About this exercise =>
Using the listing that follows, filter out every line lacking the string "title" and return the rest.

►

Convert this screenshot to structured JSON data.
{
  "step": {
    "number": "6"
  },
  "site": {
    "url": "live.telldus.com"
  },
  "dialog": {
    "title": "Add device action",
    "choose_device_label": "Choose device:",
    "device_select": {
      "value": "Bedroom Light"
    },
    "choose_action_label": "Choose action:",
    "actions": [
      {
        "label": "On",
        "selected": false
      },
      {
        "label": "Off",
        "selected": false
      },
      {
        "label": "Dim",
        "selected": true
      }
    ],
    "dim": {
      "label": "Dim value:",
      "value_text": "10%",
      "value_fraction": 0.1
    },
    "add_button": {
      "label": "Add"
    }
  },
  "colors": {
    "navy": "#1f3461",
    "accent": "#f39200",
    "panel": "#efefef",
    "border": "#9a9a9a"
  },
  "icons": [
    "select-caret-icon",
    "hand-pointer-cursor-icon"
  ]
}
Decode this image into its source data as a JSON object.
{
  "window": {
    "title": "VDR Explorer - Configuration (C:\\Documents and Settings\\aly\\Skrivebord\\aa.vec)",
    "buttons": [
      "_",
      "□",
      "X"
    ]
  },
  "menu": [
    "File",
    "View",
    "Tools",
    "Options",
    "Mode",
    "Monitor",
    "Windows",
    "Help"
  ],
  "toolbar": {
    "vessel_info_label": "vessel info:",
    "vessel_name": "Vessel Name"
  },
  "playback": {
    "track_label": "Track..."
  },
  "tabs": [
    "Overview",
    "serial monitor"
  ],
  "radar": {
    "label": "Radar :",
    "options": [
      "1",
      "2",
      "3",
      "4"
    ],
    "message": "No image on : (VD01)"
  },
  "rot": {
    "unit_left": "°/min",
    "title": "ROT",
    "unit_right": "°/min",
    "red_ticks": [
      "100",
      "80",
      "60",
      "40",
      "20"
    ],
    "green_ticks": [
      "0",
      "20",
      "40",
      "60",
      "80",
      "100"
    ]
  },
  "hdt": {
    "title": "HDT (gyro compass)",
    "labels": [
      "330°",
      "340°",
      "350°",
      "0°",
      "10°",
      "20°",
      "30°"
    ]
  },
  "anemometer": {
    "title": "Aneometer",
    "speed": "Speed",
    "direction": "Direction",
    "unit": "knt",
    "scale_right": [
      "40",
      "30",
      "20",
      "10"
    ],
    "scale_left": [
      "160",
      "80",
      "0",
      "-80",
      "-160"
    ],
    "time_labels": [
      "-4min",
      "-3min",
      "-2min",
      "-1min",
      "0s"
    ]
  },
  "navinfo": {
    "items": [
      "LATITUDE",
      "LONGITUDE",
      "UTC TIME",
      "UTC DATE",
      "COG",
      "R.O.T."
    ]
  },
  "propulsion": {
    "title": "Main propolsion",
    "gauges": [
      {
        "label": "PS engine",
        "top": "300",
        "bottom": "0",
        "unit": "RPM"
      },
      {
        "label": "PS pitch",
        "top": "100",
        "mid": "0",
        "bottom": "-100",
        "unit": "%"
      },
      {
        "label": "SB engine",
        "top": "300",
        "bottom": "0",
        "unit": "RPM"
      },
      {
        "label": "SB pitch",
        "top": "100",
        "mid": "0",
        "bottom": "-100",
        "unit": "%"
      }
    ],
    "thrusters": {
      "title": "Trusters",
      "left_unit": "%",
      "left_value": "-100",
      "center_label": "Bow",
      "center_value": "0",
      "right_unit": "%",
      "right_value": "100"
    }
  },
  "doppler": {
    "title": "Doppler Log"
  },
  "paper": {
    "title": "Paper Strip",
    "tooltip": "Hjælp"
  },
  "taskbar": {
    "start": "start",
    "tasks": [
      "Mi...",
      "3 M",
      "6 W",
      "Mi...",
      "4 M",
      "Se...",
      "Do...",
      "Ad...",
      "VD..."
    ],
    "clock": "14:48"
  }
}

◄

Response area =>
    "title": "Add device action",
    "title": "VDR Explorer - Configuration (C:\\Documents and Settings\\aly\\Skrivebord\\aa.vec)",
    "title": "ROT",
    "title": "HDT (gyro compass)",
    "title": "Aneometer",
    "title": "Main propolsion",
      "title": "Trusters",
    "title": "Doppler Log"
    "title": "Paper Strip",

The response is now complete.